──────── Supplied information

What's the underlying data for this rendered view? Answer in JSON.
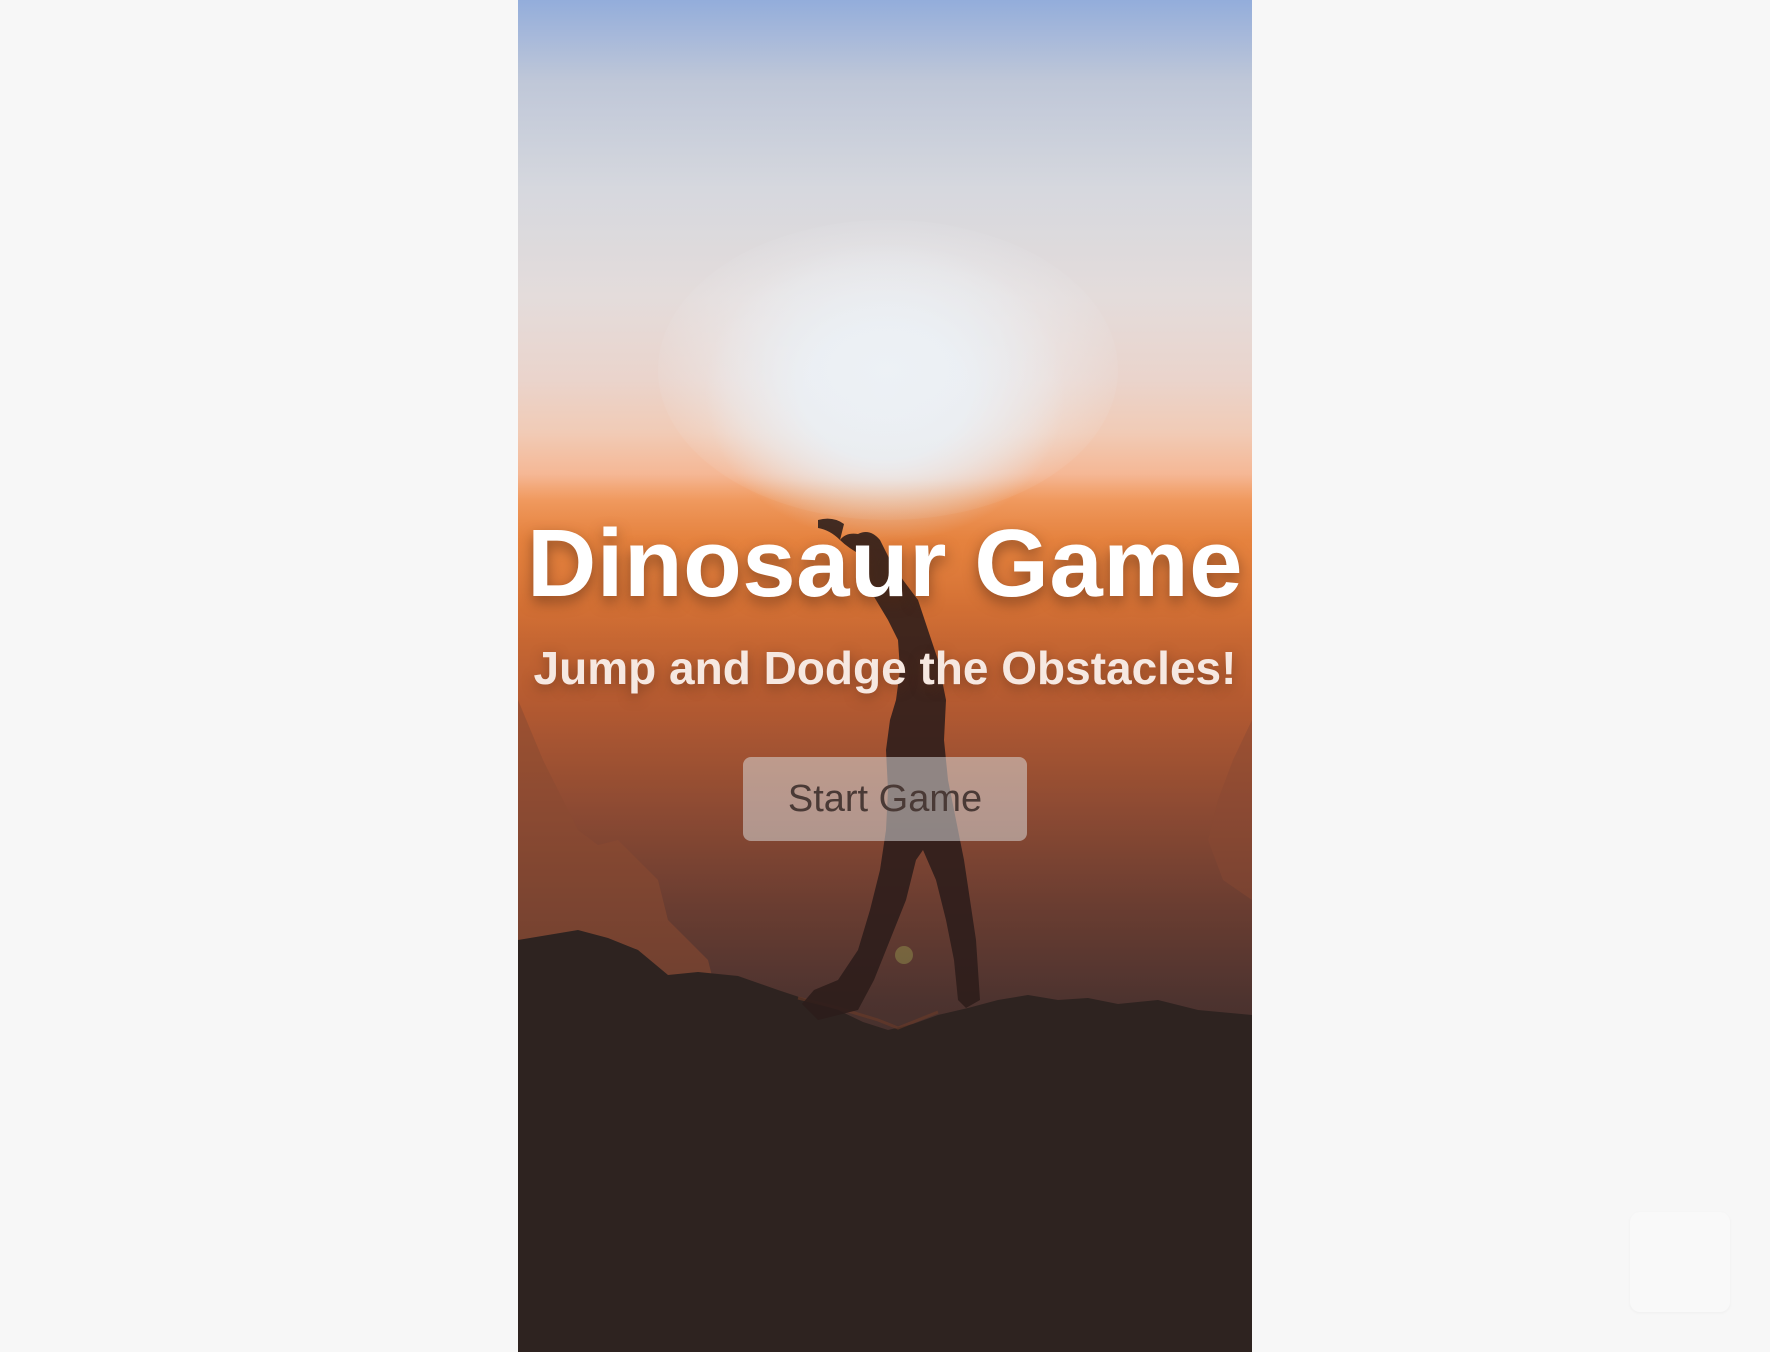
{
  "game": {
    "title": "Dinosaur Game",
    "subtitle": "Jump and Dodge the Obstacles!",
    "start_button_label": "Start Game"
  },
  "colors": {
    "page_background": "#f7f7f7",
    "sky_top": "#93addb",
    "sun_glow": "#e4e9ef",
    "horizon_orange": "#e4833f",
    "ground_dark": "#2e2523",
    "title_text": "#ffffff",
    "subtitle_text": "#f6e8e1",
    "button_text": "#4a3a36"
  },
  "background_scene": "silhouette-hiker-on-mountain-at-sunset"
}
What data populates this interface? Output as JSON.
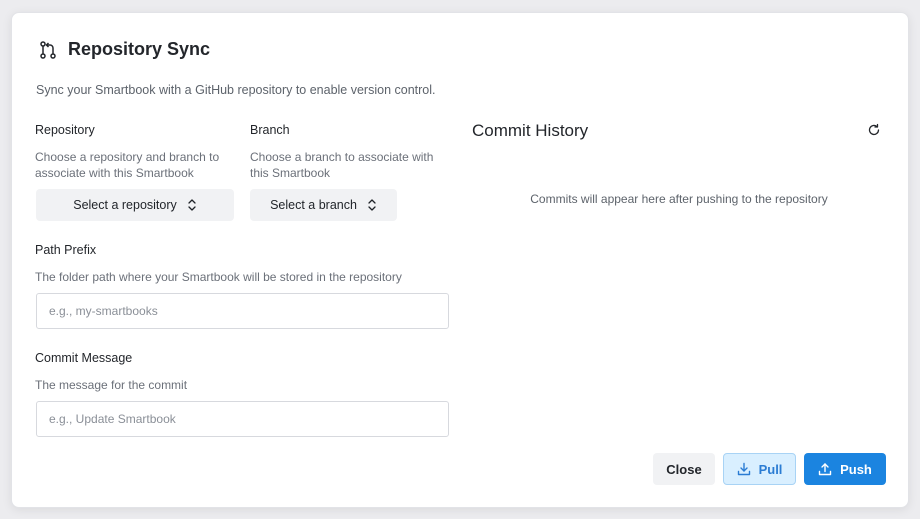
{
  "dialog": {
    "title": "Repository Sync",
    "title_icon": "git-pull-request-icon",
    "description": "Sync your Smartbook with a GitHub repository to enable version control."
  },
  "repository": {
    "label": "Repository",
    "help": "Choose a repository and branch to associate with this Smartbook",
    "select_label": "Select a repository",
    "select_icon": "chevron-up-down-icon"
  },
  "branch": {
    "label": "Branch",
    "help": "Choose a branch to associate with this Smartbook",
    "select_label": "Select a branch",
    "select_icon": "chevron-up-down-icon"
  },
  "path_prefix": {
    "label": "Path Prefix",
    "help": "The folder path where your Smartbook will be stored in the repository",
    "value": "",
    "placeholder": "e.g., my-smartbooks"
  },
  "commit_message": {
    "label": "Commit Message",
    "help": "The message for the commit",
    "value": "",
    "placeholder": "e.g., Update Smartbook"
  },
  "commit_history": {
    "title": "Commit History",
    "refresh_icon": "refresh-icon",
    "empty_text": "Commits will appear here after pushing to the repository"
  },
  "actions": {
    "close_label": "Close",
    "pull_label": "Pull",
    "pull_icon": "download-icon",
    "push_label": "Push",
    "push_icon": "upload-icon"
  },
  "colors": {
    "primary": "#1b84e0",
    "pull_bg": "#d9efff",
    "pull_text": "#2b7cd3"
  }
}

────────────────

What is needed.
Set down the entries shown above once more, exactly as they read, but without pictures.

Answer to this exercise.
What's the underlying data for this rendered view? Answer in JSON.
{
  "game": {
    "title": "Dinosaur Game",
    "subtitle": "Jump and Dodge the Obstacles!",
    "start_button_label": "Start Game"
  },
  "colors": {
    "page_background": "#f7f7f7",
    "sky_top": "#93addb",
    "sun_glow": "#e4e9ef",
    "horizon_orange": "#e4833f",
    "ground_dark": "#2e2523",
    "title_text": "#ffffff",
    "subtitle_text": "#f6e8e1",
    "button_text": "#4a3a36"
  },
  "background_scene": "silhouette-hiker-on-mountain-at-sunset"
}
What data populates this interface? Output as JSON.
{
  "dialog": {
    "title": "Repository Sync",
    "title_icon": "git-pull-request-icon",
    "description": "Sync your Smartbook with a GitHub repository to enable version control."
  },
  "repository": {
    "label": "Repository",
    "help": "Choose a repository and branch to associate with this Smartbook",
    "select_label": "Select a repository",
    "select_icon": "chevron-up-down-icon"
  },
  "branch": {
    "label": "Branch",
    "help": "Choose a branch to associate with this Smartbook",
    "select_label": "Select a branch",
    "select_icon": "chevron-up-down-icon"
  },
  "path_prefix": {
    "label": "Path Prefix",
    "help": "The folder path where your Smartbook will be stored in the repository",
    "value": "",
    "placeholder": "e.g., my-smartbooks"
  },
  "commit_message": {
    "label": "Commit Message",
    "help": "The message for the commit",
    "value": "",
    "placeholder": "e.g., Update Smartbook"
  },
  "commit_history": {
    "title": "Commit History",
    "refresh_icon": "refresh-icon",
    "empty_text": "Commits will appear here after pushing to the repository"
  },
  "actions": {
    "close_label": "Close",
    "pull_label": "Pull",
    "pull_icon": "download-icon",
    "push_label": "Push",
    "push_icon": "upload-icon"
  },
  "colors": {
    "primary": "#1b84e0",
    "pull_bg": "#d9efff",
    "pull_text": "#2b7cd3"
  }
}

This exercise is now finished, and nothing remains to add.